The warning comes after the council received 89 complaints last year involving people who had bought products online and paid for them, only to discover that the products were in poor condition, or did not match the description advertised online.

In one case, a shopper bought a pair of trainers through a social media platform. The shopper paid HK$490 for the shoes when they were delivered by a courier. When he opened the packaging, he found the shoes were badly made. The left and right shoes weren’t even the same size as each other.

The shopper asked for a refund from the seller via email, who said that to secure a refund he would need to return the shoes first. The shopper paid the courier HK$58 to send the shoes back to the seller, and expected them to return with his money. However, no refund was delivered.

The shopper tried to pursue the case further, but he was unable to find the seller. The address given for the online shop was the address of a container port terminal, and the name of the sender on the delivery receipt was a few random English letters. The case was later passed on to the Customs and Excise Department.


The council said shoppers need to choose online stores with a good reputation, should find out how to make payments and refunds before they buy, and should keep careful records of their communications with the retailers.

Venus Kwong, 16, sometimes buys items like phone cases, bags, and stuffed toys from online sellers on Instagram. The Creative Secondary School student normally pays for goods by depositing cash into the seller’s account at an ATM, and collects her shopping from a delivery service.

Venus said she has not had any major issues when shopping online, but thinks it’s important to buy from trusted sources.

“I won’t buy things from stores my friends haven’t tried before,” she said. “I also have a good relationship with the people who sells the goods.”

Her classmate, Cynthia So, said she has had many bad experiences shopping online, and now only buys from physical stores.

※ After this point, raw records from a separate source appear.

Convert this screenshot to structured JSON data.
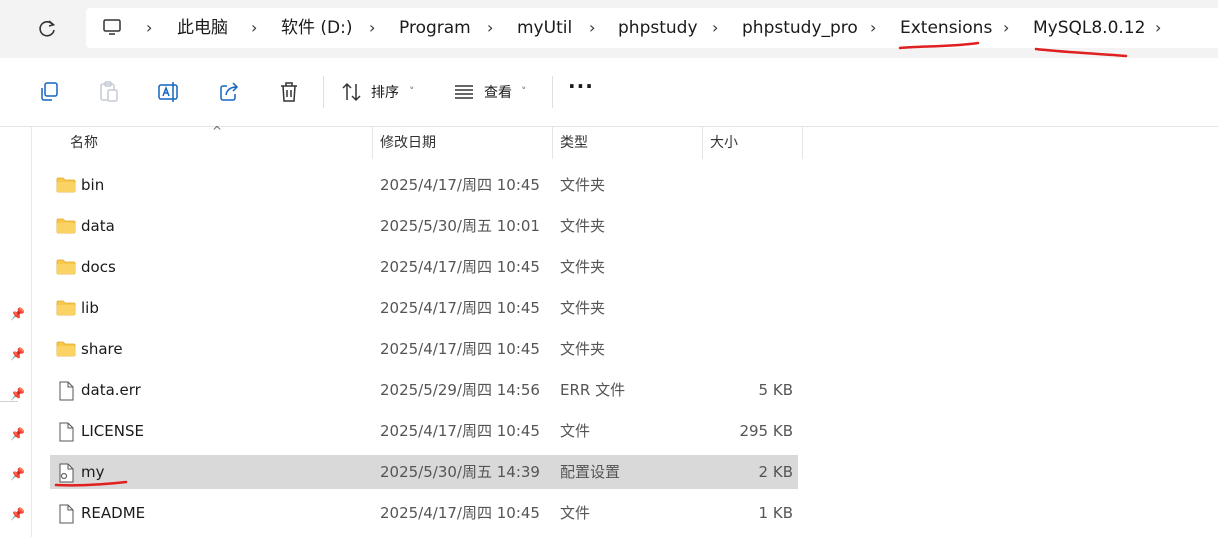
{
  "breadcrumb": {
    "items": [
      "此电脑",
      "软件 (D:)",
      "Program",
      "myUtil",
      "phpstudy",
      "phpstudy_pro",
      "Extensions",
      "MySQL8.0.12"
    ],
    "separator": "›"
  },
  "toolbar": {
    "sort_label": "排序",
    "view_label": "查看",
    "more_label": "···",
    "dropdown_caret": "˅"
  },
  "columns": {
    "name": "名称",
    "date": "修改日期",
    "type": "类型",
    "size": "大小",
    "sort_caret": "^"
  },
  "files": [
    {
      "name": "bin",
      "date": "2025/4/17/周四 10:45",
      "type": "文件夹",
      "size": "",
      "icon": "folder-icon"
    },
    {
      "name": "data",
      "date": "2025/5/30/周五 10:01",
      "type": "文件夹",
      "size": "",
      "icon": "folder-icon"
    },
    {
      "name": "docs",
      "date": "2025/4/17/周四 10:45",
      "type": "文件夹",
      "size": "",
      "icon": "folder-icon"
    },
    {
      "name": "lib",
      "date": "2025/4/17/周四 10:45",
      "type": "文件夹",
      "size": "",
      "icon": "folder-icon"
    },
    {
      "name": "share",
      "date": "2025/4/17/周四 10:45",
      "type": "文件夹",
      "size": "",
      "icon": "folder-icon"
    },
    {
      "name": "data.err",
      "date": "2025/5/29/周四 14:56",
      "type": "ERR 文件",
      "size": "5 KB",
      "icon": "file-icon"
    },
    {
      "name": "LICENSE",
      "date": "2025/4/17/周四 10:45",
      "type": "文件",
      "size": "295 KB",
      "icon": "file-icon"
    },
    {
      "name": "my",
      "date": "2025/5/30/周五 14:39",
      "type": "配置设置",
      "size": "2 KB",
      "icon": "config-file-icon",
      "selected": true
    },
    {
      "name": "README",
      "date": "2025/4/17/周四 10:45",
      "type": "文件",
      "size": "1 KB",
      "icon": "file-icon"
    }
  ],
  "colors": {
    "annotation": "#e02020",
    "selected_row": "#d9d9d9",
    "folder": "#f8c84a"
  }
}
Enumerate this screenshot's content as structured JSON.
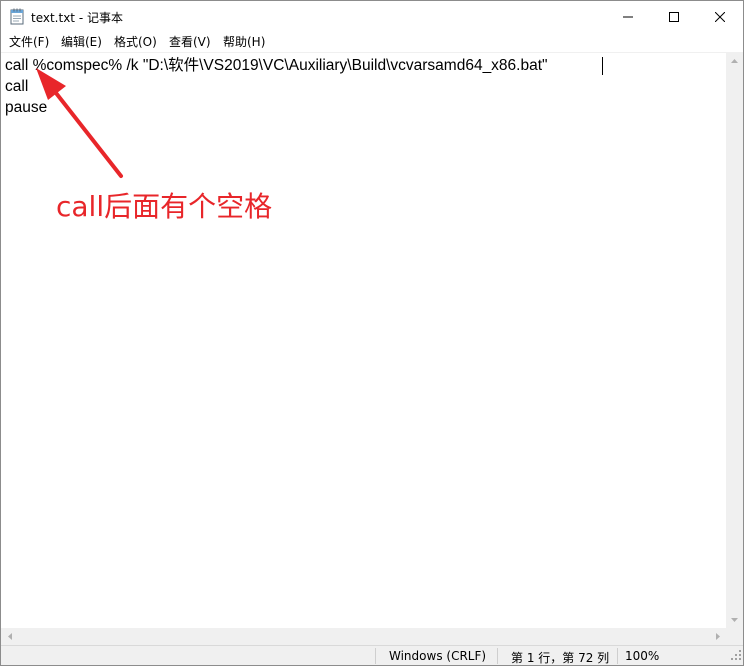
{
  "window": {
    "title": "text.txt - 记事本"
  },
  "menu": {
    "items": [
      "文件(F)",
      "编辑(E)",
      "格式(O)",
      "查看(V)",
      "帮助(H)"
    ]
  },
  "editor": {
    "lines": [
      "call %comspec% /k \"D:\\软件\\VS2019\\VC\\Auxiliary\\Build\\vcvarsamd64_x86.bat\"",
      "call",
      "pause"
    ]
  },
  "annotation": {
    "text": "call后面有个空格",
    "color": "#e8262a"
  },
  "status": {
    "encoding": "Windows (CRLF)",
    "position": "第 1 行，第 72 列",
    "zoom": "100%"
  },
  "icons": {
    "app": "notepad-icon",
    "minimize": "minimize-icon",
    "maximize": "maximize-icon",
    "close": "close-icon"
  }
}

“I bought a microphone from Taobao two months ago. I spent HK$100,” the 16-year-old said. “When it was delivered it looked fine, but it broke after the third or fourth time I used it.” Cynthia added that she didn’t ask for a refund because she did not want to spend any more time or effort on it.

Edited by Ginny Wong